by Peter Luscombe
How far will your journey of being creative in the workplace go? 
As far as you are invited and come to the party.

The organization in which you work, as well as you as an individual, both need to foster creativity in the workplace. Without this, as Dr Amabile’s research clearly shows, employees disengage and productivity suffers. Without this, co-workers connect less in productive and fruitful ways. The ‘index’ of job satisfaction drops.

What helps creativity flow?

  • Accessibility and connectivity – to leaders – co-workers – outside agencies if needed – resources – time
  • Acknowledgement, recognition, accreditation and encouragement
  • Embracing healthy conflict, and debate focused on ideas and not personalities
  • Fostering a belief that mistake-making and even risk-taking are OK
  • Increased autonomy
  • Light-heartedness to balance seriousness – with that opportunity to adventure and play
  • Open and honest communication based in trust
  • Simplicity in rules, processes and language – KISS – Keep It Simple Stupid

Happy young office workers having discussion in front of office window. Click here for more business photos: [fusion_builder_container hundred_percent=

What Blocks Creativity?

It’s probably worthwhile considering the reverse side to have a complete picture. The main ones which come to mind are:

  • A risk-adverse and conflict-adverse culture
  • Accreditation is insufficient, or even lacking. A sense of under-appreciation is common
  • Analysis paralysis and waiting for ‘perfection’
  • Communication which is unclear, loaded-down with jargon, and insufficiently open and accessible. Commonly with that goes cumbersome ways to communicate – too much ‘red tape’
  • Everything is taken too seriously, so there’s increased stress and tension, instead of increased connectivity and being on a team becomes a chore
  • The ‘bigger picture,’ the ‘vision,’ is unclear, too small, constrained by too many considerations. People simply aren’t engaged with or excited by what’s set. Predominantly, they don’t feel ownership.

Six tips to boost your creativity

There are simple ways and means, for both managers and workers, to foster creativity in the workplace. Here are just a few to get the wheels turning:

  • Create job swap days where people experience each other’s jobs and become more aware of each other’s challenges and perspectives.
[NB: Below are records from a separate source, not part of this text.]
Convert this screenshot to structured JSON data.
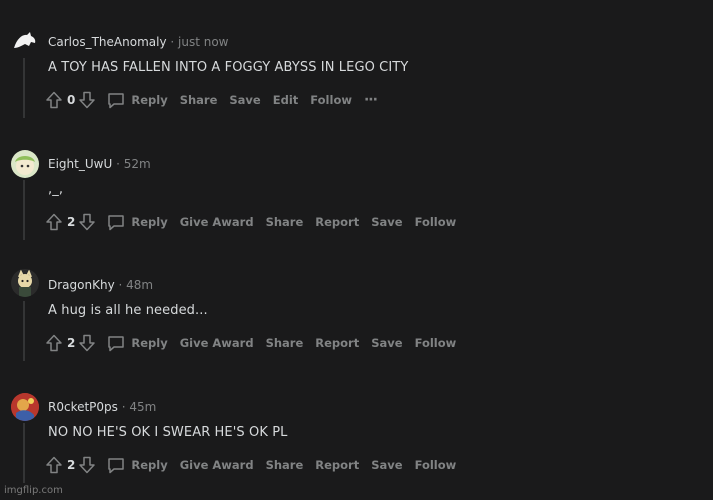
{
  "comments": [
    {
      "author": "Carlos_TheAnomaly",
      "time": "just now",
      "body": "A TOY HAS FALLEN INTO A FOGGY ABYSS IN LEGO CITY",
      "votes": "0",
      "actions": [
        "Reply",
        "Share",
        "Save",
        "Edit",
        "Follow"
      ],
      "more": "···"
    },
    {
      "author": "Eight_UwU",
      "time": "52m",
      "body": ",_,",
      "votes": "2",
      "actions": [
        "Reply",
        "Give Award",
        "Share",
        "Report",
        "Save",
        "Follow"
      ]
    },
    {
      "author": "DragonKhy",
      "time": "48m",
      "body": "A hug is all he needed...",
      "votes": "2",
      "actions": [
        "Reply",
        "Give Award",
        "Share",
        "Report",
        "Save",
        "Follow"
      ]
    },
    {
      "author": "R0cketP0ps",
      "time": "45m",
      "body": "NO NO HE'S OK I SWEAR HE'S OK PL",
      "votes": "2",
      "actions": [
        "Reply",
        "Give Award",
        "Share",
        "Report",
        "Save",
        "Follow"
      ]
    }
  ],
  "separator": "·",
  "watermark": "imgflip.com",
  "colors": {
    "background": "#1a1a1b",
    "text": "#d7dadc",
    "muted": "#818384",
    "thread_line": "#343536"
  }
}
Creativity thrives on connections, changed perspectives and synchronicity
  • Inject some light-heartedness into meetings, hiring practices, and the workplace culture. Humour is one of the biggest catalysts for creative thinking! (Ha + Ha = AHA!)
  • Offer, seek for yourself, training in creative thinking, creative leadership and brainstorming skills. Being further informed, educating yourself and looking outwards, often benefits
  • Refresh your outlook about your job. Carole Brown writes about remaining fresh in your job in her e-book, The Essential Career Guide.
  • Invite an inspirational speaker to a meeting, or have a co-worker/employee speak. Make this a regular practice. A short 15 mins talking-time which focuses on say progress or something that would benefit others in the immediate would be welcome
  • Express gratitude. This is a huge resource; not just with fostering creativity. Amelia Ishikawa wrote an article for Career Actually, Gratitude – not just for the good times, which is well worth reading. I spoke further of gratitude in the series – Lessons from Teaching.


Gratitude – acknowledging and appreciating others and their efforts – is best expressed:

  •  Simply
  •  Timely
  •  Sincerely and authentically

Create a ‘space’ in the workplace, or at your work station, for ideas, questions, ‘what ifs?’ With this in mind, have a ‘space’ where such can be banked; a repository open to anyone in the workplace. Creativity needs to be ‘fed,’ and good ideas and solutions can come from anywhere. Sometimes an issue, problem or idea needs to simply sit for a while until an ‘ah-ha!’ moment happens.

Creativity is wonderful. Creativity can be a joyous experience. With being creative you feel connected within yourself, with others and the world around you. Even when others may say that there are no new ideas, the truth is we can use old ideas in new ways. All in all, you make progress and that in itself is a powerful motivator at work and in life.

To finish on an empowering thought from Einstein:

A person who never made a mistake never tried anything new.